To do: Copy the data exactly, keeping every line intact.

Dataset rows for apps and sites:

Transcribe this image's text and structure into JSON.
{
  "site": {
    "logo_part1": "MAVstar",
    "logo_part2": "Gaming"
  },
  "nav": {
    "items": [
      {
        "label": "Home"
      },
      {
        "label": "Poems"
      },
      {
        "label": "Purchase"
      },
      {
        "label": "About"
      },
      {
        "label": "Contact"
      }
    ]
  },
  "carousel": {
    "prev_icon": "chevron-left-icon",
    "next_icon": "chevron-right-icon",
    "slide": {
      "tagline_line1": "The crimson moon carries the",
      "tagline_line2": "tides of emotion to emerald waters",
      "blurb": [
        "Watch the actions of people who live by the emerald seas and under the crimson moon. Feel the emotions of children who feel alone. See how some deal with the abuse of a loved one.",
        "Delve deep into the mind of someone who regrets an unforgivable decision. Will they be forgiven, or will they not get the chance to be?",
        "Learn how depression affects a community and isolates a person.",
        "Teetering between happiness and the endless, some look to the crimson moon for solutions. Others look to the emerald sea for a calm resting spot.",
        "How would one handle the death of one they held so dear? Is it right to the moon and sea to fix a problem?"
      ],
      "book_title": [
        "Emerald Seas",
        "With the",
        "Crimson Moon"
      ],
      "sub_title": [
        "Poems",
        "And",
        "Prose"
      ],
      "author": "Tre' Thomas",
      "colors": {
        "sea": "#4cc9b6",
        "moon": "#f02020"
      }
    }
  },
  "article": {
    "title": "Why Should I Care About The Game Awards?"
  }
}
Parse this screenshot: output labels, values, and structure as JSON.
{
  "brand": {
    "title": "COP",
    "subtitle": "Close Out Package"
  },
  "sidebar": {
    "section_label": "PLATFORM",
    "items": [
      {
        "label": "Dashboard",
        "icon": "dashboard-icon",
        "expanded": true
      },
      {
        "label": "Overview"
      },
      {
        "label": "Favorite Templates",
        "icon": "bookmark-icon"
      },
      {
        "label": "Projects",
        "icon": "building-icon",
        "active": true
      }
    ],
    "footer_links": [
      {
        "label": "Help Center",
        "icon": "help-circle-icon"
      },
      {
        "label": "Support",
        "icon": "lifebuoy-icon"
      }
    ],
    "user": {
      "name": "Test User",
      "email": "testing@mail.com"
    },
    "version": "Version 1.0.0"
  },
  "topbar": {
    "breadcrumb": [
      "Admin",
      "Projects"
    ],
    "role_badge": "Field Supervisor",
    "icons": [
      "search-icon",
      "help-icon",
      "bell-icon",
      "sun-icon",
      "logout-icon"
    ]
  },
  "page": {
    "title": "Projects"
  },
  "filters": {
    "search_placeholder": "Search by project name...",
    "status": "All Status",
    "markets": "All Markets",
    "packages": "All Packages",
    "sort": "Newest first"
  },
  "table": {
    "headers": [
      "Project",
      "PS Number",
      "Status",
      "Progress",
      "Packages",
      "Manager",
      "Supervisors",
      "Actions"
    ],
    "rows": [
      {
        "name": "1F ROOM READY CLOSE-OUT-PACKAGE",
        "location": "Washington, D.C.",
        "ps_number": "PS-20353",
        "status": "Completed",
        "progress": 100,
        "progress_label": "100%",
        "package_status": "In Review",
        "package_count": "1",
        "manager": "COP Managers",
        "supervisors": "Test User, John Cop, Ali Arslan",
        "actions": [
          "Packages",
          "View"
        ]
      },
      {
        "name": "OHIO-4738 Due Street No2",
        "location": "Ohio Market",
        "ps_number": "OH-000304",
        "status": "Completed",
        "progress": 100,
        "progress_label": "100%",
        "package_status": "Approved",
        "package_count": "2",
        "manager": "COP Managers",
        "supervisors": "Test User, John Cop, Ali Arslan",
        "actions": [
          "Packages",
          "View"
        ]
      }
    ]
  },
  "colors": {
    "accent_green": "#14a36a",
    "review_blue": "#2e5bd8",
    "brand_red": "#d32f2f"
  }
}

Reply to the exercise:
Transcribe this image's text and structure into JSON.
{
  "site": {
    "logo_part1": "MAVstar",
    "logo_part2": "Gaming"
  },
  "nav": {
    "items": [
      {
        "label": "Home"
      },
      {
        "label": "Poems"
      },
      {
        "label": "Purchase"
      },
      {
        "label": "About"
      },
      {
        "label": "Contact"
      }
    ]
  },
  "carousel": {
    "prev_icon": "chevron-left-icon",
    "next_icon": "chevron-right-icon",
    "slide": {
      "tagline_line1": "The crimson moon carries the",
      "tagline_line2": "tides of emotion to emerald waters",
      "blurb": [
        "Watch the actions of people who live by the emerald seas and under the crimson moon. Feel the emotions of children who feel alone. See how some deal with the abuse of a loved one.",
        "Delve deep into the mind of someone who regrets an unforgivable decision. Will they be forgiven, or will they not get the chance to be?",
        "Learn how depression affects a community and isolates a person.",
        "Teetering between happiness and the endless, some look to the crimson moon for solutions. Others look to the emerald sea for a calm resting spot.",
        "How would one handle the death of one they held so dear? Is it right to the moon and sea to fix a problem?"
      ],
      "book_title": [
        "Emerald Seas",
        "With the",
        "Crimson Moon"
      ],
      "sub_title": [
        "Poems",
        "And",
        "Prose"
      ],
      "author": "Tre' Thomas",
      "colors": {
        "sea": "#4cc9b6",
        "moon": "#f02020"
      }
    }
  },
  "article": {
    "title": "Why Should I Care About The Game Awards?"
  }
}
Parse this screenshot: output labels, values, and structure as JSON.
{
  "brand": {
    "title": "COP",
    "subtitle": "Close Out Package"
  },
  "sidebar": {
    "section_label": "PLATFORM",
    "items": [
      {
        "label": "Dashboard",
        "icon": "dashboard-icon",
        "expanded": true
      },
      {
        "label": "Overview"
      },
      {
        "label": "Favorite Templates",
        "icon": "bookmark-icon"
      },
      {
        "label": "Projects",
        "icon": "building-icon",
        "active": true
      }
    ],
    "footer_links": [
      {
        "label": "Help Center",
        "icon": "help-circle-icon"
      },
      {
        "label": "Support",
        "icon": "lifebuoy-icon"
      }
    ],
    "user": {
      "name": "Test User",
      "email": "testing@mail.com"
    },
    "version": "Version 1.0.0"
  },
  "topbar": {
    "breadcrumb": [
      "Admin",
      "Projects"
    ],
    "role_badge": "Field Supervisor",
    "icons": [
      "search-icon",
      "help-icon",
      "bell-icon",
      "sun-icon",
      "logout-icon"
    ]
  },
  "page": {
    "title": "Projects"
  },
  "filters": {
    "search_placeholder": "Search by project name...",
    "status": "All Status",
    "markets": "All Markets",
    "packages": "All Packages",
    "sort": "Newest first"
  },
  "table": {
    "headers": [
      "Project",
      "PS Number",
      "Status",
      "Progress",
      "Packages",
      "Manager",
      "Supervisors",
      "Actions"
    ],
    "rows": [
      {
        "name": "1F ROOM READY CLOSE-OUT-PACKAGE",
        "location": "Washington, D.C.",
        "ps_number": "PS-20353",
        "status": "Completed",
        "progress": 100,
        "progress_label": "100%",
        "package_status": "In Review",
        "package_count": "1",
        "manager": "COP Managers",
        "supervisors": "Test User, John Cop, Ali Arslan",
        "actions": [
          "Packages",
          "View"
        ]
      },
      {
        "name": "OHIO-4738 Due Street No2",
        "location": "Ohio Market",
        "ps_number": "OH-000304",
        "status": "Completed",
        "progress": 100,
        "progress_label": "100%",
        "package_status": "Approved",
        "package_count": "2",
        "manager": "COP Managers",
        "supervisors": "Test User, John Cop, Ali Arslan",
        "actions": [
          "Packages",
          "View"
        ]
      }
    ]
  },
  "colors": {
    "accent_green": "#14a36a",
    "review_blue": "#2e5bd8",
    "brand_red": "#d32f2f"
  }
}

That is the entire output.